**What you are asked to do**
All entries should be output exactly as they stand.

----- Exercise data

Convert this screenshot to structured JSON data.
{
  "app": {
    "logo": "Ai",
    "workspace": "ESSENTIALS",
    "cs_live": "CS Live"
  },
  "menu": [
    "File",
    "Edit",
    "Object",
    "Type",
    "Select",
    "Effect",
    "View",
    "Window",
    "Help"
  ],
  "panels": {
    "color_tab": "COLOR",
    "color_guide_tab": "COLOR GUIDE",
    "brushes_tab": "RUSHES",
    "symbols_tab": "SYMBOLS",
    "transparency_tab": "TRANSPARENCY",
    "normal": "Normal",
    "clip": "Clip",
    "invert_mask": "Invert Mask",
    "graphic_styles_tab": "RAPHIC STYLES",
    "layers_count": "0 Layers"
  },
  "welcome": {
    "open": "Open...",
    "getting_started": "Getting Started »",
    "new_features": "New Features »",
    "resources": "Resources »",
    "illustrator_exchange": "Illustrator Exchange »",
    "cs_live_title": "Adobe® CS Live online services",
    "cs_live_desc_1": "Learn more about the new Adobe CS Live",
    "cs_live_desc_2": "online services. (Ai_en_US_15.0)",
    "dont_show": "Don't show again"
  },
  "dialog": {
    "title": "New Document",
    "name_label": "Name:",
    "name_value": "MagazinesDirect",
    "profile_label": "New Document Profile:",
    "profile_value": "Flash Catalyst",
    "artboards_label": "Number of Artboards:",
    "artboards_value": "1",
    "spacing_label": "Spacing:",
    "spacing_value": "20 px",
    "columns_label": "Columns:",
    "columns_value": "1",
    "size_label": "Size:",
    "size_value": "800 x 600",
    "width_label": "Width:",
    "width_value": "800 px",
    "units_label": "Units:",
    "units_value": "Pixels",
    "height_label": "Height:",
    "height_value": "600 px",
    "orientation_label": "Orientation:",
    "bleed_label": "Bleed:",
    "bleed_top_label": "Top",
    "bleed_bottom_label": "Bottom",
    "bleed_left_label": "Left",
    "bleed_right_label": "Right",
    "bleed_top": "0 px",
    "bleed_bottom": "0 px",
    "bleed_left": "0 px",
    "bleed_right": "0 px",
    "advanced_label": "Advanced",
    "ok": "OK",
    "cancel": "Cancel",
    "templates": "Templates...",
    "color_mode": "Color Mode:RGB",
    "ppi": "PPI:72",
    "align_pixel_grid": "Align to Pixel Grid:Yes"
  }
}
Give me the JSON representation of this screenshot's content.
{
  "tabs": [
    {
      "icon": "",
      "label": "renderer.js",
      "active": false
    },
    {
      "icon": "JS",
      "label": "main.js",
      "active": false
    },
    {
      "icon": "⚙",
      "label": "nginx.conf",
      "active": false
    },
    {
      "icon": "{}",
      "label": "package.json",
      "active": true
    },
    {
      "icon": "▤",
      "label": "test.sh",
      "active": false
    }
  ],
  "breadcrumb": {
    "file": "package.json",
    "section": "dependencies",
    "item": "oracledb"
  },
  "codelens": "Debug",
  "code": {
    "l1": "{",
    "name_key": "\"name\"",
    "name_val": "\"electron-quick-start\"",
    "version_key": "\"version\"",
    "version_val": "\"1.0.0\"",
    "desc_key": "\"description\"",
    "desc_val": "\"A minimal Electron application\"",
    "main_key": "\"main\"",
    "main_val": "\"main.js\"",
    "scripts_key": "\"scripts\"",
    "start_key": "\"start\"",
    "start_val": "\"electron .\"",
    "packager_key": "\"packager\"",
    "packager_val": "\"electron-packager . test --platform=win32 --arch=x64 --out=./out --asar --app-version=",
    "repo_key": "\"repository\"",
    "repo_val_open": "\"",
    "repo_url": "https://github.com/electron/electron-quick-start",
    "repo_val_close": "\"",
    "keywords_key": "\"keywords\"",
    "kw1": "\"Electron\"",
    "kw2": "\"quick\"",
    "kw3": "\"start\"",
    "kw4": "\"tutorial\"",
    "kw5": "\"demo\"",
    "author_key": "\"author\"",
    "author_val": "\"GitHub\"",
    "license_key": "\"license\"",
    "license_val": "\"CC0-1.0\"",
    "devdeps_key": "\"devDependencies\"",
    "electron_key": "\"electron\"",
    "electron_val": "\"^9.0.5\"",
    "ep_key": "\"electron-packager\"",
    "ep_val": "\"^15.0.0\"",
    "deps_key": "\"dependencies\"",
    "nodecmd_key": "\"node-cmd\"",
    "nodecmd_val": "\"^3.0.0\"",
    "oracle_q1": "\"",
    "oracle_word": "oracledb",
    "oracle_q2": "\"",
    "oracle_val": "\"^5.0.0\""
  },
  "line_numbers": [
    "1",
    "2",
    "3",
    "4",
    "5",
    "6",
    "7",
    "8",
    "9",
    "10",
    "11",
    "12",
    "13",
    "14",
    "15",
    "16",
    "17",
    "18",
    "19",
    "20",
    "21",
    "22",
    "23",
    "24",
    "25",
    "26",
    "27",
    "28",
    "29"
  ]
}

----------

**Response area**
Convert this screenshot to structured JSON data.
{
  "app": {
    "logo": "Ai",
    "workspace": "ESSENTIALS",
    "cs_live": "CS Live"
  },
  "menu": [
    "File",
    "Edit",
    "Object",
    "Type",
    "Select",
    "Effect",
    "View",
    "Window",
    "Help"
  ],
  "panels": {
    "color_tab": "COLOR",
    "color_guide_tab": "COLOR GUIDE",
    "brushes_tab": "RUSHES",
    "symbols_tab": "SYMBOLS",
    "transparency_tab": "TRANSPARENCY",
    "normal": "Normal",
    "clip": "Clip",
    "invert_mask": "Invert Mask",
    "graphic_styles_tab": "RAPHIC STYLES",
    "layers_count": "0 Layers"
  },
  "welcome": {
    "open": "Open...",
    "getting_started": "Getting Started »",
    "new_features": "New Features »",
    "resources": "Resources »",
    "illustrator_exchange": "Illustrator Exchange »",
    "cs_live_title": "Adobe® CS Live online services",
    "cs_live_desc_1": "Learn more about the new Adobe CS Live",
    "cs_live_desc_2": "online services. (Ai_en_US_15.0)",
    "dont_show": "Don't show again"
  },
  "dialog": {
    "title": "New Document",
    "name_label": "Name:",
    "name_value": "MagazinesDirect",
    "profile_label": "New Document Profile:",
    "profile_value": "Flash Catalyst",
    "artboards_label": "Number of Artboards:",
    "artboards_value": "1",
    "spacing_label": "Spacing:",
    "spacing_value": "20 px",
    "columns_label": "Columns:",
    "columns_value": "1",
    "size_label": "Size:",
    "size_value": "800 x 600",
    "width_label": "Width:",
    "width_value": "800 px",
    "units_label": "Units:",
    "units_value": "Pixels",
    "height_label": "Height:",
    "height_value": "600 px",
    "orientation_label": "Orientation:",
    "bleed_label": "Bleed:",
    "bleed_top_label": "Top",
    "bleed_bottom_label": "Bottom",
    "bleed_left_label": "Left",
    "bleed_right_label": "Right",
    "bleed_top": "0 px",
    "bleed_bottom": "0 px",
    "bleed_left": "0 px",
    "bleed_right": "0 px",
    "advanced_label": "Advanced",
    "ok": "OK",
    "cancel": "Cancel",
    "templates": "Templates...",
    "color_mode": "Color Mode:RGB",
    "ppi": "PPI:72",
    "align_pixel_grid": "Align to Pixel Grid:Yes"
  }
}
Give me the JSON representation of this screenshot's content.
{
  "tabs": [
    {
      "icon": "",
      "label": "renderer.js",
      "active": false
    },
    {
      "icon": "JS",
      "label": "main.js",
      "active": false
    },
    {
      "icon": "⚙",
      "label": "nginx.conf",
      "active": false
    },
    {
      "icon": "{}",
      "label": "package.json",
      "active": true
    },
    {
      "icon": "▤",
      "label": "test.sh",
      "active": false
    }
  ],
  "breadcrumb": {
    "file": "package.json",
    "section": "dependencies",
    "item": "oracledb"
  },
  "codelens": "Debug",
  "code": {
    "l1": "{",
    "name_key": "\"name\"",
    "name_val": "\"electron-quick-start\"",
    "version_key": "\"version\"",
    "version_val": "\"1.0.0\"",
    "desc_key": "\"description\"",
    "desc_val": "\"A minimal Electron application\"",
    "main_key": "\"main\"",
    "main_val": "\"main.js\"",
    "scripts_key": "\"scripts\"",
    "start_key": "\"start\"",
    "start_val": "\"electron .\"",
    "packager_key": "\"packager\"",
    "packager_val": "\"electron-packager . test --platform=win32 --arch=x64 --out=./out --asar --app-version=",
    "repo_key": "\"repository\"",
    "repo_val_open": "\"",
    "repo_url": "https://github.com/electron/electron-quick-start",
    "repo_val_close": "\"",
    "keywords_key": "\"keywords\"",
    "kw1": "\"Electron\"",
    "kw2": "\"quick\"",
    "kw3": "\"start\"",
    "kw4": "\"tutorial\"",
    "kw5": "\"demo\"",
    "author_key": "\"author\"",
    "author_val": "\"GitHub\"",
    "license_key": "\"license\"",
    "license_val": "\"CC0-1.0\"",
    "devdeps_key": "\"devDependencies\"",
    "electron_key": "\"electron\"",
    "electron_val": "\"^9.0.5\"",
    "ep_key": "\"electron-packager\"",
    "ep_val": "\"^15.0.0\"",
    "deps_key": "\"dependencies\"",
    "nodecmd_key": "\"node-cmd\"",
    "nodecmd_val": "\"^3.0.0\"",
    "oracle_q1": "\"",
    "oracle_word": "oracledb",
    "oracle_q2": "\"",
    "oracle_val": "\"^5.0.0\""
  },
  "line_numbers": [
    "1",
    "2",
    "3",
    "4",
    "5",
    "6",
    "7",
    "8",
    "9",
    "10",
    "11",
    "12",
    "13",
    "14",
    "15",
    "16",
    "17",
    "18",
    "19",
    "20",
    "21",
    "22",
    "23",
    "24",
    "25",
    "26",
    "27",
    "28",
    "29"
  ]
}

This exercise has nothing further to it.